(that is a story for the memoirs, maybe).
There must be some use for the 2x60l plastic crates of printouts we've managed to accumulate over the years. Just the OIA request proceeds alone take up half a crate. Absolutely amazing how much space seems to be needed to essentially say nothing. And then there are the documents I printed out instinctively...only to find they had disappeared from the web since I downloaded them. The information we had to collate for the case is quite spectacular.
Department of Mental Hygiene.
I'm thinking such a department sounds like a fine idea.
I have no idea.
I guess there will be some official public announcement any time soon, though how much detail I don't know. Confidentiality and all that. ;-)
Believe it or not Sacha, that bit of news had passed us by. Somehow.
This case has been settled out of court.
This is good news for most of us as hanging around in court for weeks was going to be very difficult.
OTOH, yours truly was looking forward to listening to the arguments from the Ministry. Again.
Something new, perhaps?
Anyway, even if we were drinkers we would not be celebrating just yet.
That treacherous knife in our backs that is the Part 4 amendment to the Public Health and Disability Act has to be repealed, and
.... all family members who are carers are paid on the same basis as are other carers, and that family members who are carers be entitled to make complaints of unlawful discrimination with respect to the State party’s family care policy.
Like what the UN Monitoring Committee said.
All the best with yours.
So, with very little fanfare (and I would have missed it were I not looking for it) the Mystery of Health published the report into the Targeted Engagement on Funded Family Care.
I was torn between reading those publications and reading the report into the Thompson and Clark inquiry. I suspicion brain has reached boggle point.
However. Jo Esplin and the team had a very short time frame for doing this work and they have produced a surprisingly comprehensive report that when read with the survey results provided AND the Paid Family Care Discussion Paper published in April present the very accurate picture that all is way less than rosy for disabled Kiwis and their chosen family carers.
In fact, it's pretty shit really.
The report writers acknowledge the level of cynicism (guilty) and do present some options for Sorting This Shit Out...but I fear there will be mere tinkering.
More later maybe.
Don't. Do. Christmas.
The most difficult thing about not doing Christmas is having to explain to others why it is that one is immune to this temporary insanity.
Hope you all get better soon.
Well done Fiona and team.
A table top, which was not a product in its own right, could not be exported and logs with surface carving were unlikely to meet the definition, the court ruled.
Chuckling going on in the whare...
A couple of years ago we made a complaint via an advocate about the "services" rendered by our local NASC.
After some exchanges (surprising what they're willing to put in an email ;-) ) we had a meeting up at the Hospital twixt us and our advocate the NASC manager, the DHB manager and a leading rehab clinician. We recorded this meeting.
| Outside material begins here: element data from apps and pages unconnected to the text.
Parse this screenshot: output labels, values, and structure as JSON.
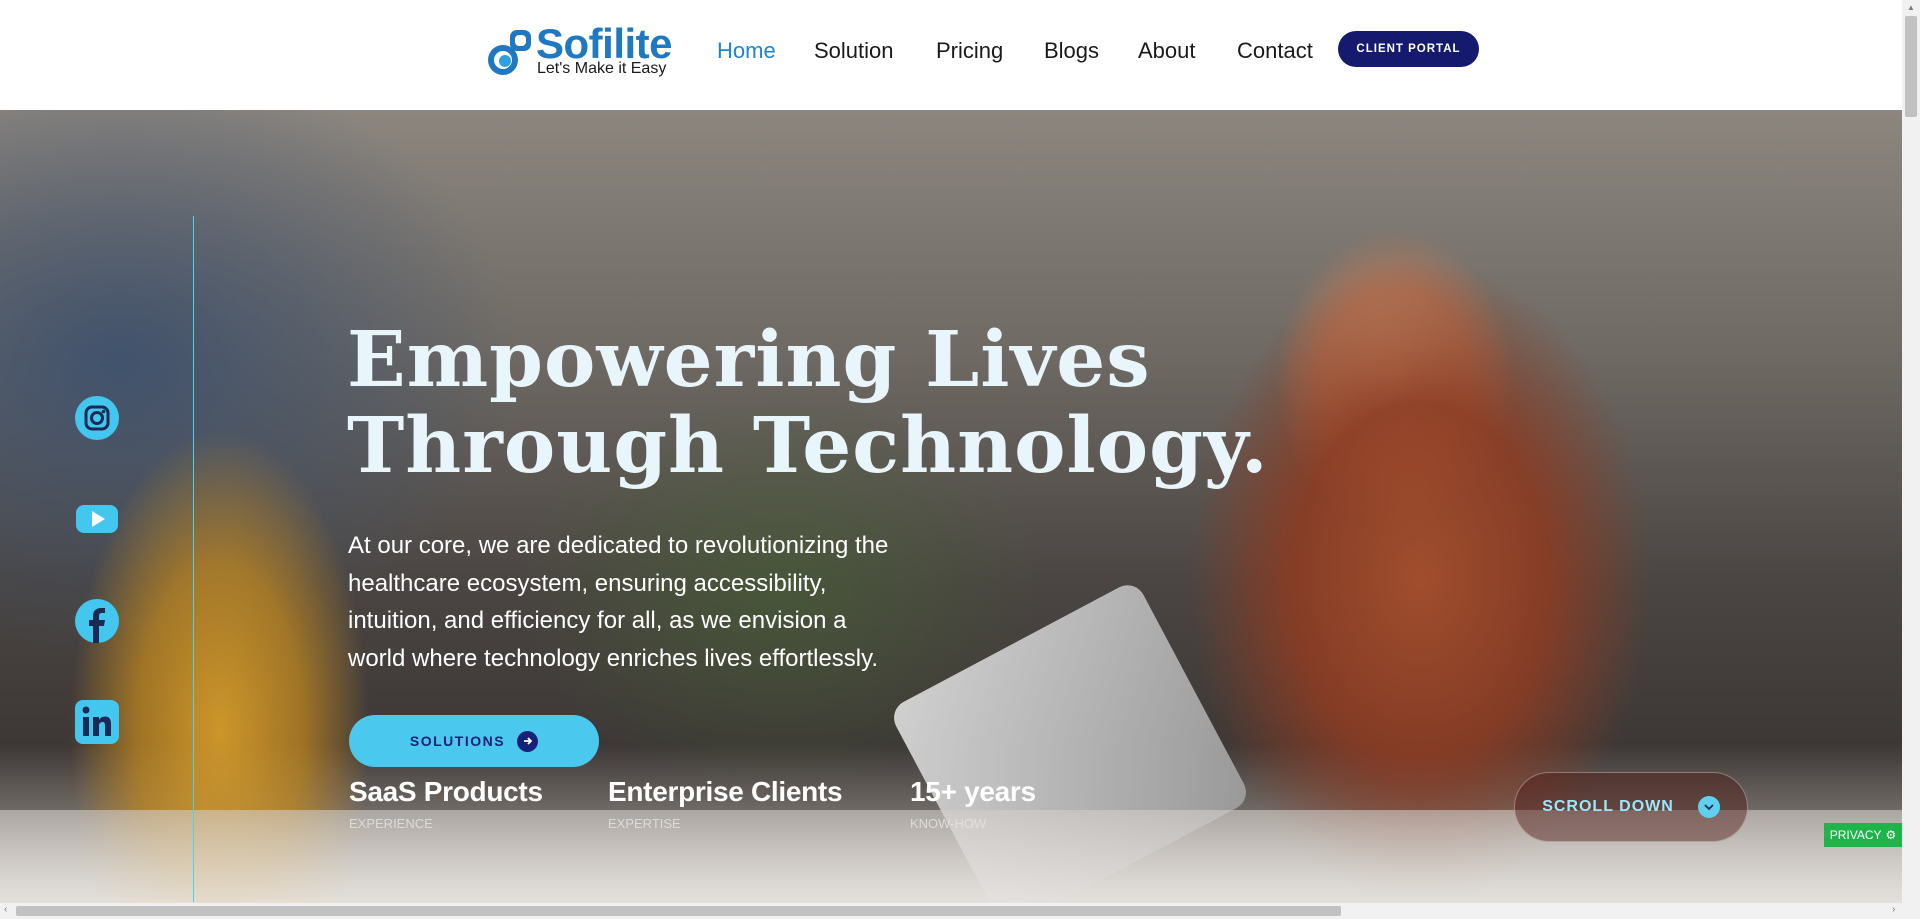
{
  "brand": {
    "name": "Sofilite",
    "tagline": "Let's Make it Easy",
    "color": "#1e78c2"
  },
  "nav": {
    "items": [
      {
        "label": "Home",
        "active": true
      },
      {
        "label": "Solution",
        "active": false
      },
      {
        "label": "Pricing",
        "active": false
      },
      {
        "label": "Blogs",
        "active": false
      },
      {
        "label": "About",
        "active": false
      },
      {
        "label": "Contact",
        "active": false
      }
    ],
    "portal_label": "CLIENT PORTAL"
  },
  "social": [
    "instagram-icon",
    "youtube-icon",
    "facebook-icon",
    "linkedin-icon"
  ],
  "hero": {
    "headline_line1": "Empowering Lives",
    "headline_line2": "Through Technology.",
    "lead": "At our core, we are dedicated to revolutionizing the healthcare ecosystem, ensuring accessibility, intuition, and efficiency for all, as we envision a world where technology enriches lives effortlessly.",
    "cta_label": "SOLUTIONS",
    "stats": [
      {
        "title": "SaaS Products",
        "sub": "EXPERIENCE"
      },
      {
        "title": "Enterprise Clients",
        "sub": "EXPERTISE"
      },
      {
        "title": "15+ years",
        "sub": "KNOW-HOW"
      }
    ],
    "scroll_label": "SCROLL DOWN"
  },
  "privacy_label": "PRIVACY",
  "colors": {
    "accent": "#4ac8ee",
    "navy": "#161a6f",
    "active_nav": "#1c86d1",
    "privacy": "#1fb44a"
  }
}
With the most adroit slight of hand they managed to completely dismiss our complaints and imply that Peter was reluctant to participate in a needs assessment.
More chuckling in the whare.
Peter has had more assessments than most in the 48 years since breaking his miserable neck, and has cooperated fully with all of them.
He did however remind the DHB manager of the time that the assessor's area of expertise was intellectual disability and they had no knowledge of spinal impairment, much less tetraplegia.
He told the DHB manager that he would be administering a wee test of his own to the next assessor and if they failed to display an acceptable knowledge of tetraplegia he would consider them unfit for purpose and ask that another, appropriately experienced person was sent.
"But that would be declining service!" DHB manager sputtered....
You might have the money for high quality chocolate but there are no specialty chocolate shops in the region where you live.
Marks suggests an early warning score system as a measure to prevent further deaths...
Another preventative solution could be an early warning score system, that collated information from hospitals, GPs, disability support services, school attendance records, and Oranga Tamariki records.
The system would record any increase in GP visits or phone calls, a change of primary care provider, an increase in emergency department visits, reduced use of funded supports, a decrease in attendance at school or adult day school, or escalating behaviour in the individual or their caregiver.
...which is an excellent idea providing "reduced use of supports" is carefully examined. To be seen as a risk factor of harm when the available funded supports are not fit for purpose would be totally wrong.
Already 'declined service' (because of unsuitability or inappropriateness) appears on MOH;DSS paperwork to promote the false narrative that they did try really really hard to satisfy the eligible person's requests....but the person or their whanau were just too damn picky.
Increase in GP or Emergency Department visits also is not necessarily an indication that the person is at risk of harm from the family carer...it could mean that the GP and/or the hospital had failed to diagnose and treat promptly. As what happened with Ruby.
Those bastards at the Misery will never admit their failures.